Instructions to follow: Text only, exactly as given: reproduce the entries below without their pictures.

Page and application data records:
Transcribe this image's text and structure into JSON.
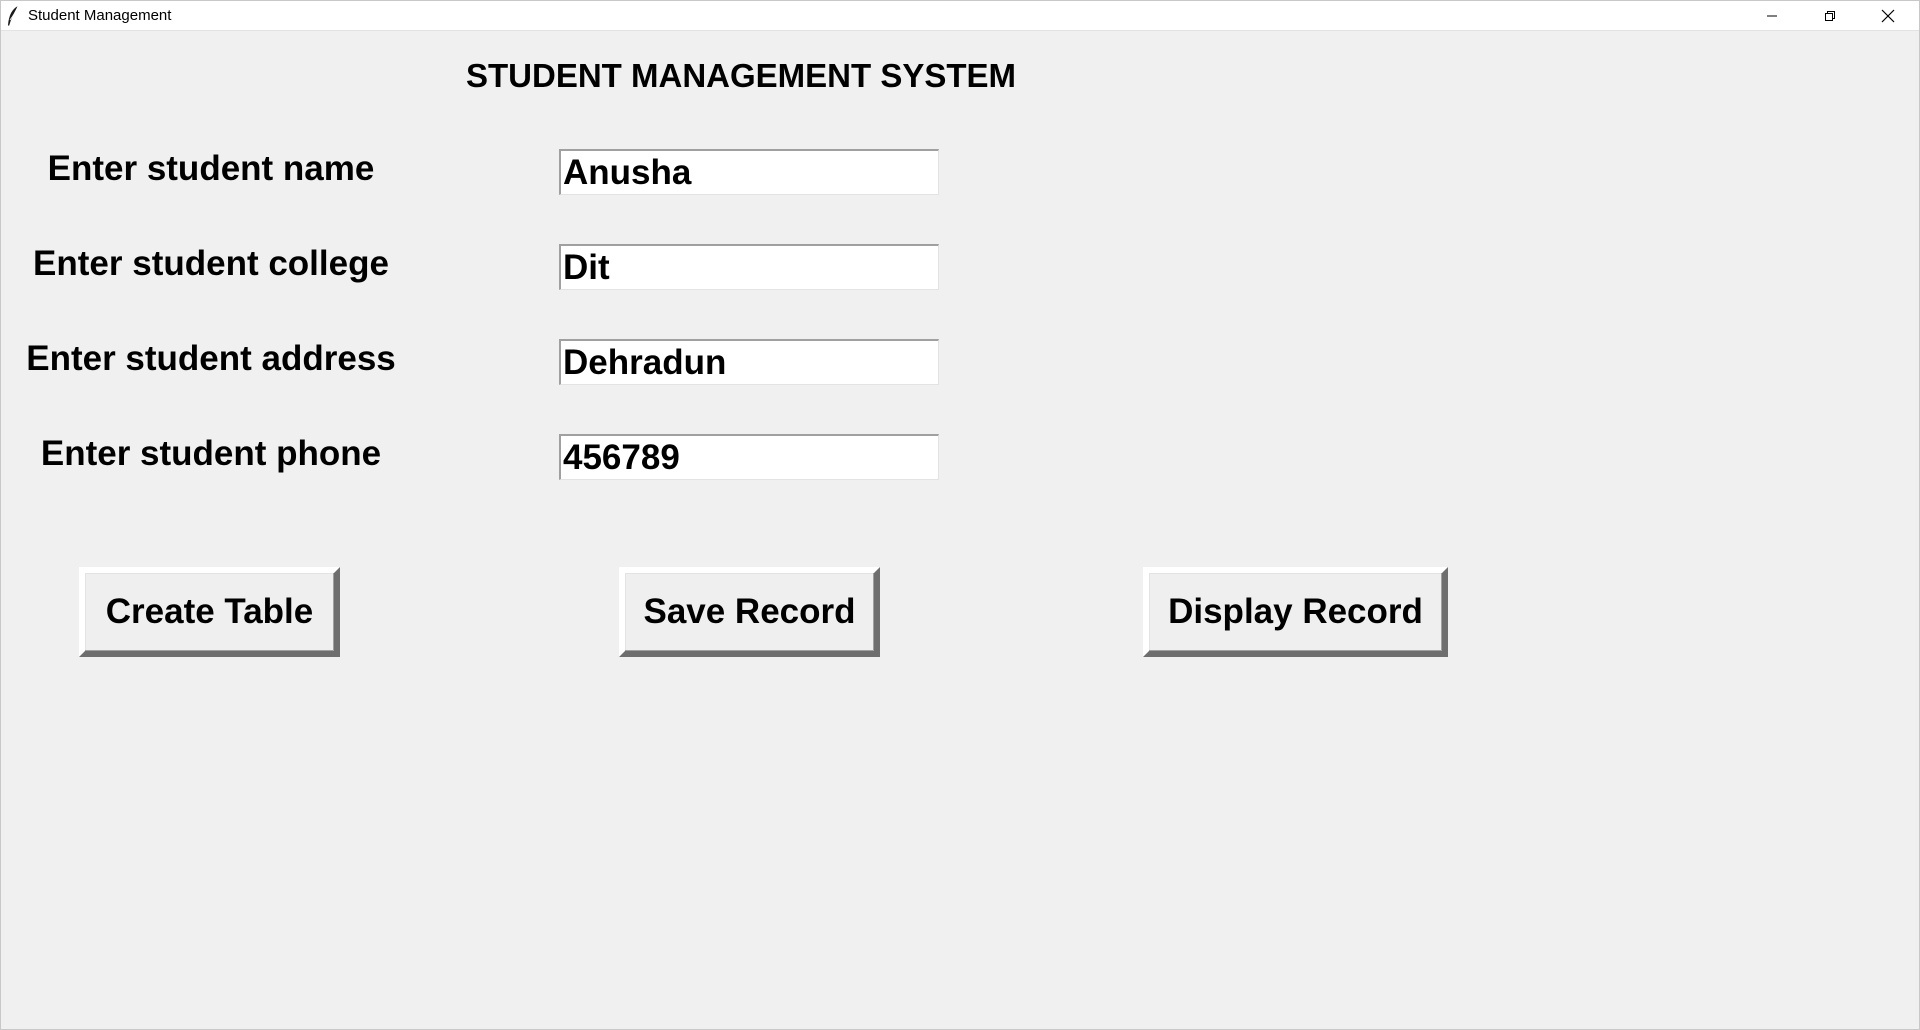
{
  "window": {
    "title": "Student Management",
    "controls": {
      "minimize": "minimize-icon",
      "maximize": "restore-icon",
      "close": "close-icon"
    }
  },
  "heading": "STUDENT MANAGEMENT SYSTEM",
  "form": {
    "name_label": "Enter student name",
    "name_value": "Anusha",
    "college_label": "Enter student college",
    "college_value": "Dit",
    "address_label": "Enter student address",
    "address_value": "Dehradun",
    "phone_label": "Enter student phone",
    "phone_value": "456789"
  },
  "buttons": {
    "create": "Create Table",
    "save": "Save Record",
    "display": "Display Record"
  },
  "colors": {
    "background": "#f0f0f0",
    "entry_background": "#ffffff",
    "text": "#000000"
  }
}
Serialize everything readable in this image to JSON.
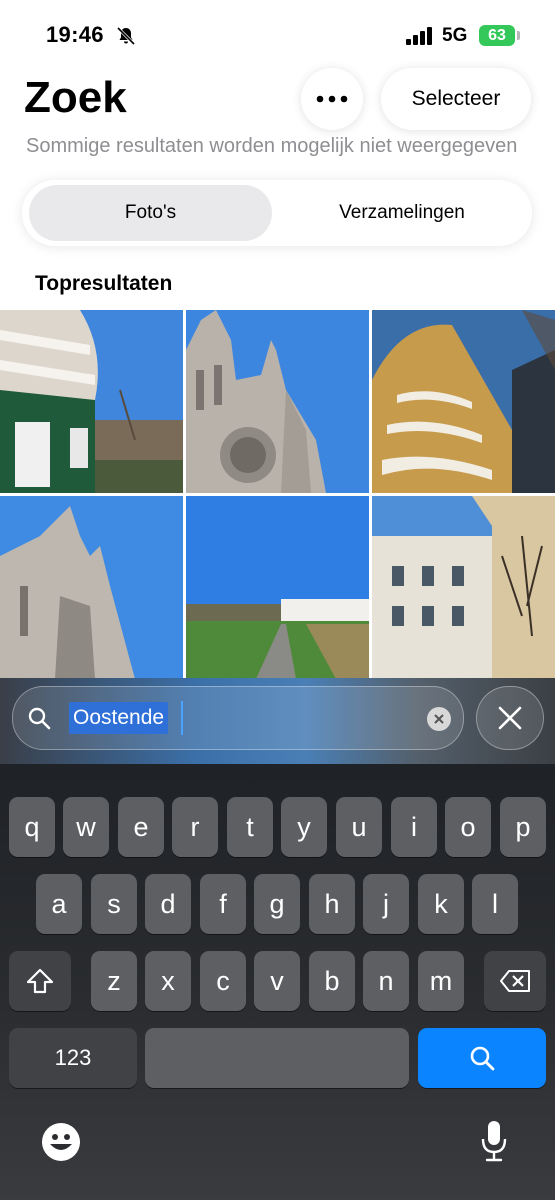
{
  "status_bar": {
    "time": "19:46",
    "network": "5G",
    "battery": "63"
  },
  "header": {
    "title": "Zoek",
    "more_icon": "ellipsis-icon",
    "select_label": "Selecteer",
    "subtitle": "Sommige resultaten worden mogelijk niet weergegeven"
  },
  "segments": {
    "photos": "Foto's",
    "collections": "Verzamelingen",
    "active": "photos"
  },
  "section": {
    "label": "Topresultaten"
  },
  "results": [
    "photo-building-balconies",
    "photo-gothic-church",
    "photo-round-apartment-building",
    "photo-church-towers",
    "photo-path-field",
    "photo-white-building-tree"
  ],
  "search": {
    "value": "Oostende",
    "search_icon": "magnifier-icon",
    "clear_icon": "clear-icon",
    "cancel_icon": "close-icon"
  },
  "keyboard": {
    "row1": [
      "q",
      "w",
      "e",
      "r",
      "t",
      "y",
      "u",
      "i",
      "o",
      "p"
    ],
    "row2": [
      "a",
      "s",
      "d",
      "f",
      "g",
      "h",
      "j",
      "k",
      "l"
    ],
    "row3": [
      "z",
      "x",
      "c",
      "v",
      "b",
      "n",
      "m"
    ],
    "numbers_key": "123",
    "shift_icon": "shift-icon",
    "delete_icon": "backspace-icon",
    "search_icon": "search-key-icon",
    "emoji_icon": "emoji-icon",
    "dictation_icon": "microphone-icon"
  },
  "colors": {
    "accent": "#0a84ff",
    "battery": "#34c759",
    "selection": "#2f6fd8"
  }
}
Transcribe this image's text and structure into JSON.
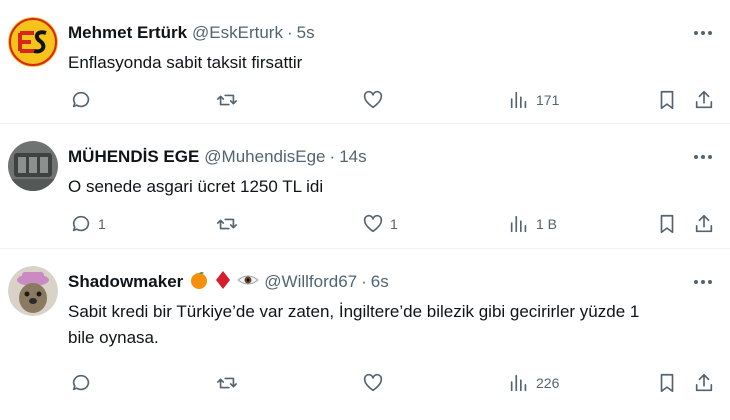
{
  "tweets": [
    {
      "name": "Mehmet Ertürk",
      "handle": "@EskErturk",
      "dot": "·",
      "time": "5s",
      "text": "Enflasyonda sabit taksit firsattir",
      "replies": "",
      "retweets": "",
      "likes": "",
      "views": "171",
      "avatar_colors": {
        "bg": "#f6c31a",
        "mark": "#d7261e"
      }
    },
    {
      "name": "MÜHENDİS EGE",
      "handle": "@MuhendisEge",
      "dot": "·",
      "time": "14s",
      "text": "O senede asgari ücret 1250 TL idi",
      "replies": "1",
      "retweets": "",
      "likes": "1",
      "views": "1 B",
      "avatar_colors": {
        "bg": "#6f7472",
        "mark": "#3e4241"
      }
    },
    {
      "name": "Shadowmaker",
      "handle": "@Willford67",
      "dot": "·",
      "time": "6s",
      "text_line1": "Sabit kredi bir Türkiye’de var zaten, İngiltere’de bilezik gibi gecirirler yüzde 1",
      "text_line2": "bile oynasa.",
      "replies": "",
      "retweets": "",
      "likes": "",
      "views": "226",
      "name_emojis": [
        "orange-emoji",
        "red-diamond-emoji",
        "eye-emoji"
      ],
      "avatar_colors": {
        "bg": "#d9d2c8",
        "hat": "#c98bc2",
        "face": "#8b7a60"
      }
    }
  ],
  "colors": {
    "text": "#0f1419",
    "muted": "#536471",
    "divider": "#eff3f4"
  }
}
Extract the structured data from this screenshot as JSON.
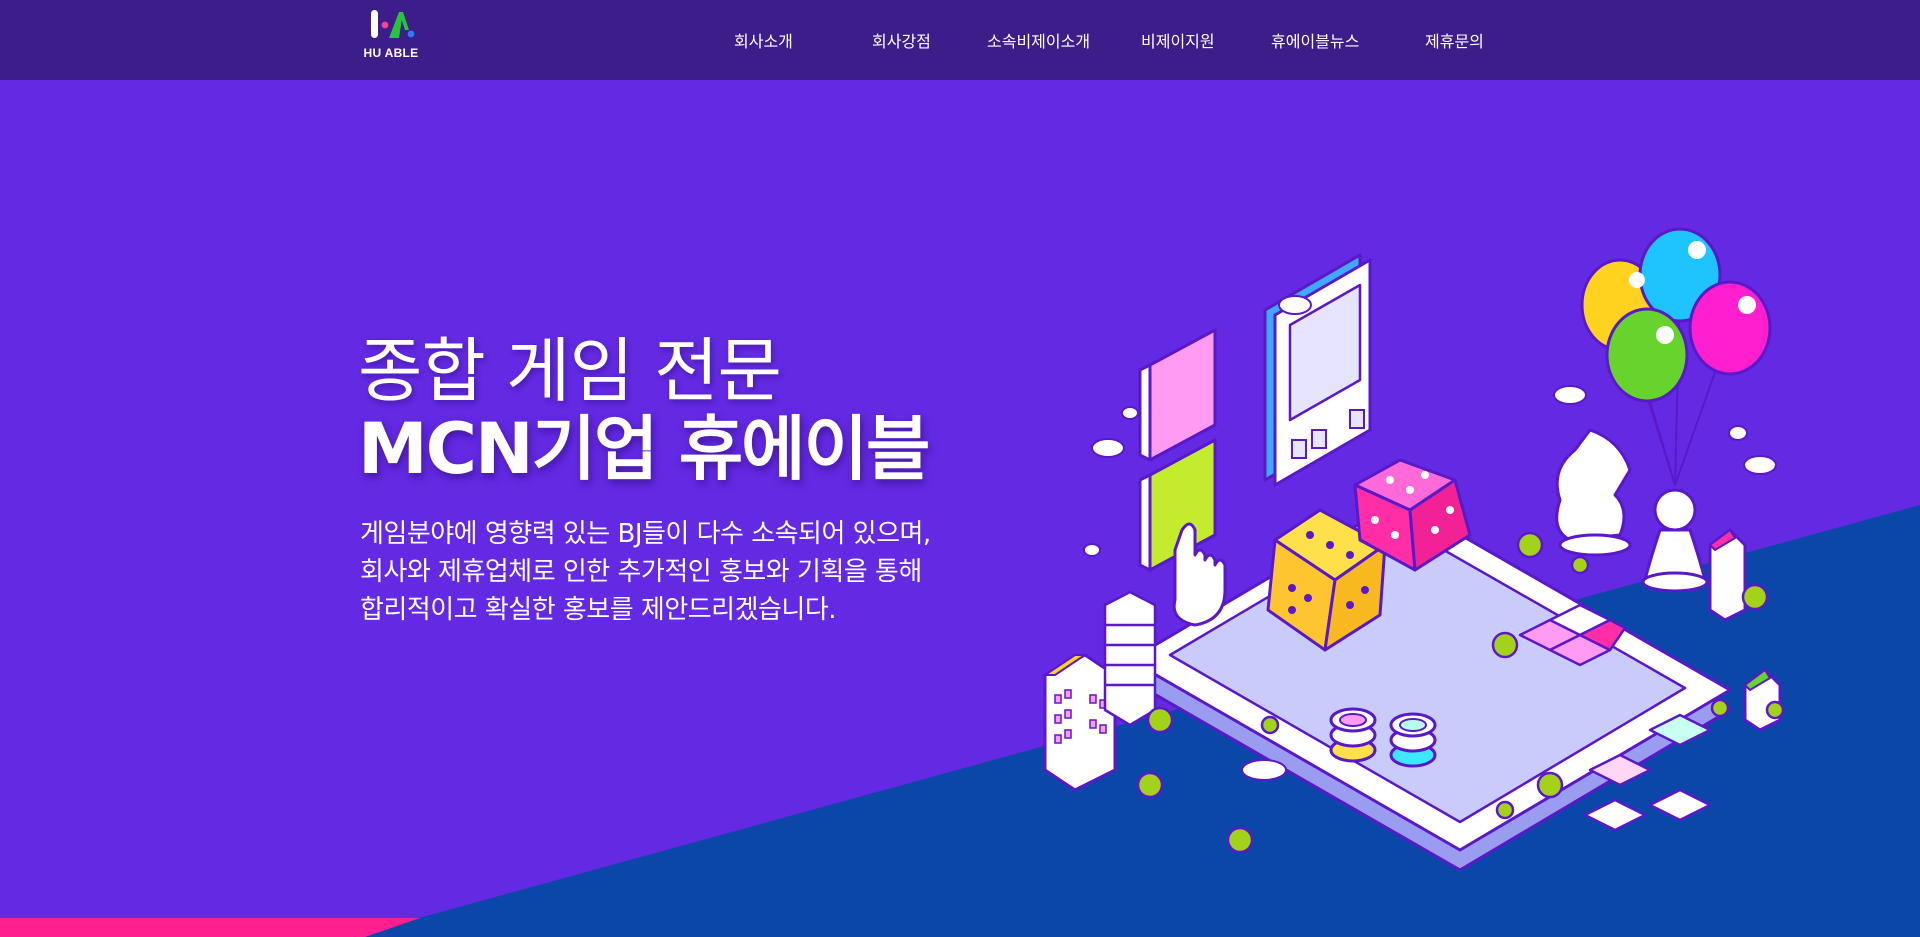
{
  "brand": {
    "name": "HU ABLE"
  },
  "nav": {
    "items": [
      {
        "label": "회사소개"
      },
      {
        "label": "회사강점"
      },
      {
        "label": "소속비제이소개"
      },
      {
        "label": "비제이지원"
      },
      {
        "label": "휴에이블뉴스"
      },
      {
        "label": "제휴문의"
      }
    ]
  },
  "hero": {
    "headline_line1": "종합 게임 전문",
    "headline_line2": "MCN기업 휴에이블",
    "description_lines": [
      "게임분야에 영향력 있는 BJ들이 다수 소속되어 있으며,",
      "회사와 제휴업체로 인한 추가적인 홍보와 기획을 통해",
      "합리적이고 확실한 홍보를 제안드리겠습니다."
    ]
  },
  "colors": {
    "header_bg": "#3d1d8a",
    "hero_bg": "#6329e3",
    "diagonal_blue": "#0a47a8",
    "accent_pink": "#ff1f8e",
    "logo_green": "#28c43b",
    "logo_pink": "#ff3c9a",
    "logo_blue": "#2b7cff"
  },
  "icons": [
    "logo-mark",
    "isometric-smartphone-illustration"
  ]
}
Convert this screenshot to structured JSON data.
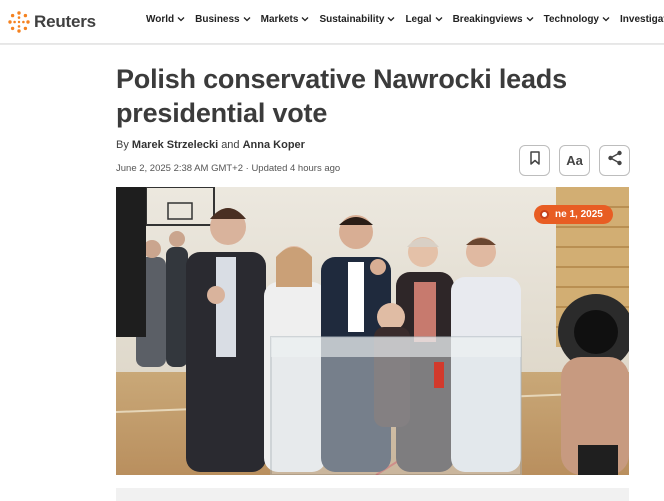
{
  "brand": {
    "name": "Reuters",
    "accent": "#f58220"
  },
  "nav": [
    {
      "label": "World",
      "has_menu": true
    },
    {
      "label": "Business",
      "has_menu": true
    },
    {
      "label": "Markets",
      "has_menu": true
    },
    {
      "label": "Sustainability",
      "has_menu": true
    },
    {
      "label": "Legal",
      "has_menu": true
    },
    {
      "label": "Breakingviews",
      "has_menu": true
    },
    {
      "label": "Technology",
      "has_menu": true
    },
    {
      "label": "Investigations",
      "has_menu": false
    }
  ],
  "article": {
    "headline": "Polish conservative Nawrocki leads presidential vote",
    "by": "By",
    "author1": "Marek Strzelecki",
    "and": "and",
    "author2": "Anna Koper",
    "dateline": "June 2, 2025 2:38 AM GMT+2 · Updated 4 hours ago"
  },
  "tools": {
    "bookmark_icon": "bookmark-icon",
    "text_size_label": "Aa",
    "share_icon": "share-icon"
  },
  "photo": {
    "badge_text": "ne 1, 2025",
    "badge_color": "#e85d23"
  }
}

Result for this exercise:
Transcribe this image's text and structure into JSON.
{
  "window": {
    "title": "Student Management",
    "controls": {
      "minimize": "minimize-icon",
      "maximize": "restore-icon",
      "close": "close-icon"
    }
  },
  "heading": "STUDENT MANAGEMENT SYSTEM",
  "form": {
    "name_label": "Enter student name",
    "name_value": "Anusha",
    "college_label": "Enter student college",
    "college_value": "Dit",
    "address_label": "Enter student address",
    "address_value": "Dehradun",
    "phone_label": "Enter student phone",
    "phone_value": "456789"
  },
  "buttons": {
    "create": "Create Table",
    "save": "Save Record",
    "display": "Display Record"
  },
  "colors": {
    "background": "#f0f0f0",
    "entry_background": "#ffffff",
    "text": "#000000"
  }
}
Serialize everything readable in this image to JSON.
{
  "status_bar": {
    "time": "19:46",
    "network": "5G",
    "battery": "63"
  },
  "header": {
    "title": "Zoek",
    "more_icon": "ellipsis-icon",
    "select_label": "Selecteer",
    "subtitle": "Sommige resultaten worden mogelijk niet weergegeven"
  },
  "segments": {
    "photos": "Foto's",
    "collections": "Verzamelingen",
    "active": "photos"
  },
  "section": {
    "label": "Topresultaten"
  },
  "results": [
    "photo-building-balconies",
    "photo-gothic-church",
    "photo-round-apartment-building",
    "photo-church-towers",
    "photo-path-field",
    "photo-white-building-tree"
  ],
  "search": {
    "value": "Oostende",
    "search_icon": "magnifier-icon",
    "clear_icon": "clear-icon",
    "cancel_icon": "close-icon"
  },
  "keyboard": {
    "row1": [
      "q",
      "w",
      "e",
      "r",
      "t",
      "y",
      "u",
      "i",
      "o",
      "p"
    ],
    "row2": [
      "a",
      "s",
      "d",
      "f",
      "g",
      "h",
      "j",
      "k",
      "l"
    ],
    "row3": [
      "z",
      "x",
      "c",
      "v",
      "b",
      "n",
      "m"
    ],
    "numbers_key": "123",
    "shift_icon": "shift-icon",
    "delete_icon": "backspace-icon",
    "search_icon": "search-key-icon",
    "emoji_icon": "emoji-icon",
    "dictation_icon": "microphone-icon"
  },
  "colors": {
    "accent": "#0a84ff",
    "battery": "#34c759",
    "selection": "#2f6fd8"
  }
}
Transcribe this image's text and structure into JSON.
{
  "tweets": [
    {
      "name": "Mehmet Ertürk",
      "handle": "@EskErturk",
      "dot": "·",
      "time": "5s",
      "text": "Enflasyonda sabit taksit firsattir",
      "replies": "",
      "retweets": "",
      "likes": "",
      "views": "171",
      "avatar_colors": {
        "bg": "#f6c31a",
        "mark": "#d7261e"
      }
    },
    {
      "name": "MÜHENDİS EGE",
      "handle": "@MuhendisEge",
      "dot": "·",
      "time": "14s",
      "text": "O senede asgari ücret 1250 TL idi",
      "replies": "1",
      "retweets": "",
      "likes": "1",
      "views": "1 B",
      "avatar_colors": {
        "bg": "#6f7472",
        "mark": "#3e4241"
      }
    },
    {
      "name": "Shadowmaker",
      "handle": "@Willford67",
      "dot": "·",
      "time": "6s",
      "text_line1": "Sabit kredi bir Türkiye’de var zaten, İngiltere’de bilezik gibi gecirirler yüzde 1",
      "text_line2": "bile oynasa.",
      "replies": "",
      "retweets": "",
      "likes": "",
      "views": "226",
      "name_emojis": [
        "orange-emoji",
        "red-diamond-emoji",
        "eye-emoji"
      ],
      "avatar_colors": {
        "bg": "#d9d2c8",
        "hat": "#c98bc2",
        "face": "#8b7a60"
      }
    }
  ],
  "colors": {
    "text": "#0f1419",
    "muted": "#536471",
    "divider": "#eff3f4"
  }
}
Extract the structured data from this screenshot as JSON.
{
  "brand": {
    "name": "HU ABLE"
  },
  "nav": {
    "items": [
      {
        "label": "회사소개"
      },
      {
        "label": "회사강점"
      },
      {
        "label": "소속비제이소개"
      },
      {
        "label": "비제이지원"
      },
      {
        "label": "휴에이블뉴스"
      },
      {
        "label": "제휴문의"
      }
    ]
  },
  "hero": {
    "headline_line1": "종합 게임 전문",
    "headline_line2": "MCN기업 휴에이블",
    "description_lines": [
      "게임분야에 영향력 있는 BJ들이 다수 소속되어 있으며,",
      "회사와 제휴업체로 인한 추가적인 홍보와 기획을 통해",
      "합리적이고 확실한 홍보를 제안드리겠습니다."
    ]
  },
  "colors": {
    "header_bg": "#3d1d8a",
    "hero_bg": "#6329e3",
    "diagonal_blue": "#0a47a8",
    "accent_pink": "#ff1f8e",
    "logo_green": "#28c43b",
    "logo_pink": "#ff3c9a",
    "logo_blue": "#2b7cff"
  },
  "icons": [
    "logo-mark",
    "isometric-smartphone-illustration"
  ]
}
Convert this screenshot to structured JSON data.
{
  "brand": {
    "name": "Reuters",
    "accent": "#f58220"
  },
  "nav": [
    {
      "label": "World",
      "has_menu": true
    },
    {
      "label": "Business",
      "has_menu": true
    },
    {
      "label": "Markets",
      "has_menu": true
    },
    {
      "label": "Sustainability",
      "has_menu": true
    },
    {
      "label": "Legal",
      "has_menu": true
    },
    {
      "label": "Breakingviews",
      "has_menu": true
    },
    {
      "label": "Technology",
      "has_menu": true
    },
    {
      "label": "Investigations",
      "has_menu": false
    }
  ],
  "article": {
    "headline": "Polish conservative Nawrocki leads presidential vote",
    "by": "By",
    "author1": "Marek Strzelecki",
    "and": "and",
    "author2": "Anna Koper",
    "dateline": "June 2, 2025 2:38 AM GMT+2 · Updated 4 hours ago"
  },
  "tools": {
    "bookmark_icon": "bookmark-icon",
    "text_size_label": "Aa",
    "share_icon": "share-icon"
  },
  "photo": {
    "badge_text": "ne 1, 2025",
    "badge_color": "#e85d23"
  }
}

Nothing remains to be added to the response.